» DATA TO PROCESS
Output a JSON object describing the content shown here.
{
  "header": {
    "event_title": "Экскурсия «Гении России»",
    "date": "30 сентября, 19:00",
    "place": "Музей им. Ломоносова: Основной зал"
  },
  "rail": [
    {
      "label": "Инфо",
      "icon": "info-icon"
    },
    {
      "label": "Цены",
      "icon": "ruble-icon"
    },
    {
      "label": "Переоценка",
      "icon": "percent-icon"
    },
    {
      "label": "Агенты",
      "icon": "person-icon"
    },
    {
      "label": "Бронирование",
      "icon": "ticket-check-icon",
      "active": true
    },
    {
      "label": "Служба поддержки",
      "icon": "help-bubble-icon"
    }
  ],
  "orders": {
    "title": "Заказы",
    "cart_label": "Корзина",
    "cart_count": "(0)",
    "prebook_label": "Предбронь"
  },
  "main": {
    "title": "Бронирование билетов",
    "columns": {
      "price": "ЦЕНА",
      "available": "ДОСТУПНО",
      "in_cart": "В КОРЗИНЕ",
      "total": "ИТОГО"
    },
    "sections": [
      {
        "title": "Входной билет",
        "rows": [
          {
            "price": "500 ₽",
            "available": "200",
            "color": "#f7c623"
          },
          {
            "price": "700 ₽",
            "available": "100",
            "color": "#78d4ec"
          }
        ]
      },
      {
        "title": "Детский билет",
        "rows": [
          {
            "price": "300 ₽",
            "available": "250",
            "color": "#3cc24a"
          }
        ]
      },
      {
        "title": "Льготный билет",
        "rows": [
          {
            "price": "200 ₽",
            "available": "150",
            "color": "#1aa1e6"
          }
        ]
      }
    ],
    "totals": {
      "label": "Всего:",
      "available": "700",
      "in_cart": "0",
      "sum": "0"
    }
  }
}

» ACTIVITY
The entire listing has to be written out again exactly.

» SOLUTION TO THE EXERCISE
Output a JSON object describing the content shown here.
{
  "header": {
    "event_title": "Экскурсия «Гении России»",
    "date": "30 сентября, 19:00",
    "place": "Музей им. Ломоносова: Основной зал"
  },
  "rail": [
    {
      "label": "Инфо",
      "icon": "info-icon"
    },
    {
      "label": "Цены",
      "icon": "ruble-icon"
    },
    {
      "label": "Переоценка",
      "icon": "percent-icon"
    },
    {
      "label": "Агенты",
      "icon": "person-icon"
    },
    {
      "label": "Бронирование",
      "icon": "ticket-check-icon",
      "active": true
    },
    {
      "label": "Служба поддержки",
      "icon": "help-bubble-icon"
    }
  ],
  "orders": {
    "title": "Заказы",
    "cart_label": "Корзина",
    "cart_count": "(0)",
    "prebook_label": "Предбронь"
  },
  "main": {
    "title": "Бронирование билетов",
    "columns": {
      "price": "ЦЕНА",
      "available": "ДОСТУПНО",
      "in_cart": "В КОРЗИНЕ",
      "total": "ИТОГО"
    },
    "sections": [
      {
        "title": "Входной билет",
        "rows": [
          {
            "price": "500 ₽",
            "available": "200",
            "color": "#f7c623"
          },
          {
            "price": "700 ₽",
            "available": "100",
            "color": "#78d4ec"
          }
        ]
      },
      {
        "title": "Детский билет",
        "rows": [
          {
            "price": "300 ₽",
            "available": "250",
            "color": "#3cc24a"
          }
        ]
      },
      {
        "title": "Льготный билет",
        "rows": [
          {
            "price": "200 ₽",
            "available": "150",
            "color": "#1aa1e6"
          }
        ]
      }
    ],
    "totals": {
      "label": "Всего:",
      "available": "700",
      "in_cart": "0",
      "sum": "0"
    }
  }
}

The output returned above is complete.